> _Extracted material_:
----

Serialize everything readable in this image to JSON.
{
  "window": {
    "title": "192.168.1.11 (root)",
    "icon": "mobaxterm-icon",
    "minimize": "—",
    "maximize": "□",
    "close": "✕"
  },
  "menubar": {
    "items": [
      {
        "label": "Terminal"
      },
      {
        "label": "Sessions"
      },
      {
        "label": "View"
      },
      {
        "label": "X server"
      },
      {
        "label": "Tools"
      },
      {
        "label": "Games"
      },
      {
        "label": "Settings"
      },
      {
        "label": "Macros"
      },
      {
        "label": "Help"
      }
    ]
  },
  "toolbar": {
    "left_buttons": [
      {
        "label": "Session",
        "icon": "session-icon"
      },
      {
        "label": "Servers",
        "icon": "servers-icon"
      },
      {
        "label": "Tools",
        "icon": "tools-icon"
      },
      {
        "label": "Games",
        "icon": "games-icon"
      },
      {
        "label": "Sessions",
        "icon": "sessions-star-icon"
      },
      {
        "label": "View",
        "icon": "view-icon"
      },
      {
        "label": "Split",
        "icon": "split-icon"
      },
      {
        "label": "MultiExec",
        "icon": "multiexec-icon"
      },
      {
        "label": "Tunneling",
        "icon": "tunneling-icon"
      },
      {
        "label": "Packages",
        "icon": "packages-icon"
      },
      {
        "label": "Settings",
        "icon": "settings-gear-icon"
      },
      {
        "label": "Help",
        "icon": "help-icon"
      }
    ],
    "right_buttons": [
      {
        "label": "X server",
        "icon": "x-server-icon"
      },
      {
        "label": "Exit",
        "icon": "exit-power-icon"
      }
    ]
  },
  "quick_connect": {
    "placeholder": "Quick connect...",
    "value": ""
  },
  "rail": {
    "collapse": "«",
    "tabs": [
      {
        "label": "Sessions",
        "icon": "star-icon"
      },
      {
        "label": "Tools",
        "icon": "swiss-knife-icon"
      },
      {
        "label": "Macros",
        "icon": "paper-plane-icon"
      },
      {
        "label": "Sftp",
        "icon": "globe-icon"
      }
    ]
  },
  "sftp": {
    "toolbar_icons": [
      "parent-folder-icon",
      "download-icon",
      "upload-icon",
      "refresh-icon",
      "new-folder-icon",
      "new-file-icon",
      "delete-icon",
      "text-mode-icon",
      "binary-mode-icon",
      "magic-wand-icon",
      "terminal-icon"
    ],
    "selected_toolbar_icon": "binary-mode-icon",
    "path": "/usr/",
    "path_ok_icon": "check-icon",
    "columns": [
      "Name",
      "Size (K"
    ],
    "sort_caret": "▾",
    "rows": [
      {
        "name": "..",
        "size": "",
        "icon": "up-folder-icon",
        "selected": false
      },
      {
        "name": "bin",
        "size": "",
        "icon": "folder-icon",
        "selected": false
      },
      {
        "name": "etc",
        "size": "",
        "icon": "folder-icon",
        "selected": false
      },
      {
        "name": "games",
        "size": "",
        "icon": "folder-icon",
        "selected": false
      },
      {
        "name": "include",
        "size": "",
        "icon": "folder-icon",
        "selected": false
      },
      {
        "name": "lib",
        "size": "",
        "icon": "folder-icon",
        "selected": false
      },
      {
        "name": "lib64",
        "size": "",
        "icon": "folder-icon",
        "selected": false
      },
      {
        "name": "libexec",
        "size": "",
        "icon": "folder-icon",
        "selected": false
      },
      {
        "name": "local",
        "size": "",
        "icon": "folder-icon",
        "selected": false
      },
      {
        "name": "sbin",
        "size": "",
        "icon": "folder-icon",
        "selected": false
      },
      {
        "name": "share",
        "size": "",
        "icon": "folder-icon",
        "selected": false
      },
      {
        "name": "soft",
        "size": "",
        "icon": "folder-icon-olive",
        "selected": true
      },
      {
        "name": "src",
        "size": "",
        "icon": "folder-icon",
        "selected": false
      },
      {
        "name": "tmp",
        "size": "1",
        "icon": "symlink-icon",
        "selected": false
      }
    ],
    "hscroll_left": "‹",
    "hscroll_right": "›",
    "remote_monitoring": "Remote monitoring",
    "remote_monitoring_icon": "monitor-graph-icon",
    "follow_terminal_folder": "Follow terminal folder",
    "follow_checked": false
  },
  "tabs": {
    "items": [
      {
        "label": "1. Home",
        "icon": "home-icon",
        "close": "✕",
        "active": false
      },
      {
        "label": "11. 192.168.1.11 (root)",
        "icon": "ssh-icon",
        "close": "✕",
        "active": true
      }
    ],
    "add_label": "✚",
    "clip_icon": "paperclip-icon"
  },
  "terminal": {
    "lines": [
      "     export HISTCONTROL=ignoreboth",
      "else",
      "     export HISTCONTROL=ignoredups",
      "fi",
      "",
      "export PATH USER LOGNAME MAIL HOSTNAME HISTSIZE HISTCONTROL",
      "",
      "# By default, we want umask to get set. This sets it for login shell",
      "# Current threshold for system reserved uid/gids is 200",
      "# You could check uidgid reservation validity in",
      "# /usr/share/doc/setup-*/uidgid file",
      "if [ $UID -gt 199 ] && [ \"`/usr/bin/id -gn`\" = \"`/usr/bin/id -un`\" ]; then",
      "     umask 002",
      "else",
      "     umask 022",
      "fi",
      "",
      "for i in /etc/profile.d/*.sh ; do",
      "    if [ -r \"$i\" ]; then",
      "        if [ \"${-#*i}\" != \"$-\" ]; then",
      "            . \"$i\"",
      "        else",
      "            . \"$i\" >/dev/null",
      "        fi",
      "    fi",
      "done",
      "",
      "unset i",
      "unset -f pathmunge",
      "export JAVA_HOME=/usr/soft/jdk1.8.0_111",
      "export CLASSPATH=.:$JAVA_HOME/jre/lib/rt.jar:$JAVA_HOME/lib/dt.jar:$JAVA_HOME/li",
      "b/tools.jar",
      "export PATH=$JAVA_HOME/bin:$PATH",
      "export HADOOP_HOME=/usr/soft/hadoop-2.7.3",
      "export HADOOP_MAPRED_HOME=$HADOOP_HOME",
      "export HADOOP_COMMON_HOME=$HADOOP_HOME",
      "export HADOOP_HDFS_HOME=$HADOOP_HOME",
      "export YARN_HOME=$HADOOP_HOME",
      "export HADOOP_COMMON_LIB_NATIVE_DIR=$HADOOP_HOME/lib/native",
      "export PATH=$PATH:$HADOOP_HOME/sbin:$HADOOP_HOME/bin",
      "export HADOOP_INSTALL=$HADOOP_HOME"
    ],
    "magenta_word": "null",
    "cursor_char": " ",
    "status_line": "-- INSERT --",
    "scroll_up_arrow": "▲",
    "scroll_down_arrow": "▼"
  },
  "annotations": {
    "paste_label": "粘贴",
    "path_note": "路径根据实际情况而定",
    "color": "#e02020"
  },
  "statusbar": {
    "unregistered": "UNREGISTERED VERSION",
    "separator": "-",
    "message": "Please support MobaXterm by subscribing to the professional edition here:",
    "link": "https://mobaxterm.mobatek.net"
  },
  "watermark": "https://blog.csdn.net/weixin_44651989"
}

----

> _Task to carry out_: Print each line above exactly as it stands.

> _Answer area_:
Serialize everything readable in this image to JSON.
{
  "window": {
    "title": "192.168.1.11 (root)",
    "icon": "mobaxterm-icon",
    "minimize": "—",
    "maximize": "□",
    "close": "✕"
  },
  "menubar": {
    "items": [
      {
        "label": "Terminal"
      },
      {
        "label": "Sessions"
      },
      {
        "label": "View"
      },
      {
        "label": "X server"
      },
      {
        "label": "Tools"
      },
      {
        "label": "Games"
      },
      {
        "label": "Settings"
      },
      {
        "label": "Macros"
      },
      {
        "label": "Help"
      }
    ]
  },
  "toolbar": {
    "left_buttons": [
      {
        "label": "Session",
        "icon": "session-icon"
      },
      {
        "label": "Servers",
        "icon": "servers-icon"
      },
      {
        "label": "Tools",
        "icon": "tools-icon"
      },
      {
        "label": "Games",
        "icon": "games-icon"
      },
      {
        "label": "Sessions",
        "icon": "sessions-star-icon"
      },
      {
        "label": "View",
        "icon": "view-icon"
      },
      {
        "label": "Split",
        "icon": "split-icon"
      },
      {
        "label": "MultiExec",
        "icon": "multiexec-icon"
      },
      {
        "label": "Tunneling",
        "icon": "tunneling-icon"
      },
      {
        "label": "Packages",
        "icon": "packages-icon"
      },
      {
        "label": "Settings",
        "icon": "settings-gear-icon"
      },
      {
        "label": "Help",
        "icon": "help-icon"
      }
    ],
    "right_buttons": [
      {
        "label": "X server",
        "icon": "x-server-icon"
      },
      {
        "label": "Exit",
        "icon": "exit-power-icon"
      }
    ]
  },
  "quick_connect": {
    "placeholder": "Quick connect...",
    "value": ""
  },
  "rail": {
    "collapse": "«",
    "tabs": [
      {
        "label": "Sessions",
        "icon": "star-icon"
      },
      {
        "label": "Tools",
        "icon": "swiss-knife-icon"
      },
      {
        "label": "Macros",
        "icon": "paper-plane-icon"
      },
      {
        "label": "Sftp",
        "icon": "globe-icon"
      }
    ]
  },
  "sftp": {
    "toolbar_icons": [
      "parent-folder-icon",
      "download-icon",
      "upload-icon",
      "refresh-icon",
      "new-folder-icon",
      "new-file-icon",
      "delete-icon",
      "text-mode-icon",
      "binary-mode-icon",
      "magic-wand-icon",
      "terminal-icon"
    ],
    "selected_toolbar_icon": "binary-mode-icon",
    "path": "/usr/",
    "path_ok_icon": "check-icon",
    "columns": [
      "Name",
      "Size (K"
    ],
    "sort_caret": "▾",
    "rows": [
      {
        "name": "..",
        "size": "",
        "icon": "up-folder-icon",
        "selected": false
      },
      {
        "name": "bin",
        "size": "",
        "icon": "folder-icon",
        "selected": false
      },
      {
        "name": "etc",
        "size": "",
        "icon": "folder-icon",
        "selected": false
      },
      {
        "name": "games",
        "size": "",
        "icon": "folder-icon",
        "selected": false
      },
      {
        "name": "include",
        "size": "",
        "icon": "folder-icon",
        "selected": false
      },
      {
        "name": "lib",
        "size": "",
        "icon": "folder-icon",
        "selected": false
      },
      {
        "name": "lib64",
        "size": "",
        "icon": "folder-icon",
        "selected": false
      },
      {
        "name": "libexec",
        "size": "",
        "icon": "folder-icon",
        "selected": false
      },
      {
        "name": "local",
        "size": "",
        "icon": "folder-icon",
        "selected": false
      },
      {
        "name": "sbin",
        "size": "",
        "icon": "folder-icon",
        "selected": false
      },
      {
        "name": "share",
        "size": "",
        "icon": "folder-icon",
        "selected": false
      },
      {
        "name": "soft",
        "size": "",
        "icon": "folder-icon-olive",
        "selected": true
      },
      {
        "name": "src",
        "size": "",
        "icon": "folder-icon",
        "selected": false
      },
      {
        "name": "tmp",
        "size": "1",
        "icon": "symlink-icon",
        "selected": false
      }
    ],
    "hscroll_left": "‹",
    "hscroll_right": "›",
    "remote_monitoring": "Remote monitoring",
    "remote_monitoring_icon": "monitor-graph-icon",
    "follow_terminal_folder": "Follow terminal folder",
    "follow_checked": false
  },
  "tabs": {
    "items": [
      {
        "label": "1. Home",
        "icon": "home-icon",
        "close": "✕",
        "active": false
      },
      {
        "label": "11. 192.168.1.11 (root)",
        "icon": "ssh-icon",
        "close": "✕",
        "active": true
      }
    ],
    "add_label": "✚",
    "clip_icon": "paperclip-icon"
  },
  "terminal": {
    "lines": [
      "     export HISTCONTROL=ignoreboth",
      "else",
      "     export HISTCONTROL=ignoredups",
      "fi",
      "",
      "export PATH USER LOGNAME MAIL HOSTNAME HISTSIZE HISTCONTROL",
      "",
      "# By default, we want umask to get set. This sets it for login shell",
      "# Current threshold for system reserved uid/gids is 200",
      "# You could check uidgid reservation validity in",
      "# /usr/share/doc/setup-*/uidgid file",
      "if [ $UID -gt 199 ] && [ \"`/usr/bin/id -gn`\" = \"`/usr/bin/id -un`\" ]; then",
      "     umask 002",
      "else",
      "     umask 022",
      "fi",
      "",
      "for i in /etc/profile.d/*.sh ; do",
      "    if [ -r \"$i\" ]; then",
      "        if [ \"${-#*i}\" != \"$-\" ]; then",
      "            . \"$i\"",
      "        else",
      "            . \"$i\" >/dev/null",
      "        fi",
      "    fi",
      "done",
      "",
      "unset i",
      "unset -f pathmunge",
      "export JAVA_HOME=/usr/soft/jdk1.8.0_111",
      "export CLASSPATH=.:$JAVA_HOME/jre/lib/rt.jar:$JAVA_HOME/lib/dt.jar:$JAVA_HOME/li",
      "b/tools.jar",
      "export PATH=$JAVA_HOME/bin:$PATH",
      "export HADOOP_HOME=/usr/soft/hadoop-2.7.3",
      "export HADOOP_MAPRED_HOME=$HADOOP_HOME",
      "export HADOOP_COMMON_HOME=$HADOOP_HOME",
      "export HADOOP_HDFS_HOME=$HADOOP_HOME",
      "export YARN_HOME=$HADOOP_HOME",
      "export HADOOP_COMMON_LIB_NATIVE_DIR=$HADOOP_HOME/lib/native",
      "export PATH=$PATH:$HADOOP_HOME/sbin:$HADOOP_HOME/bin",
      "export HADOOP_INSTALL=$HADOOP_HOME"
    ],
    "magenta_word": "null",
    "cursor_char": " ",
    "status_line": "-- INSERT --",
    "scroll_up_arrow": "▲",
    "scroll_down_arrow": "▼"
  },
  "annotations": {
    "paste_label": "粘贴",
    "path_note": "路径根据实际情况而定",
    "color": "#e02020"
  },
  "statusbar": {
    "unregistered": "UNREGISTERED VERSION",
    "separator": "-",
    "message": "Please support MobaXterm by subscribing to the professional edition here:",
    "link": "https://mobaxterm.mobatek.net"
  },
  "watermark": "https://blog.csdn.net/weixin_44651989"
}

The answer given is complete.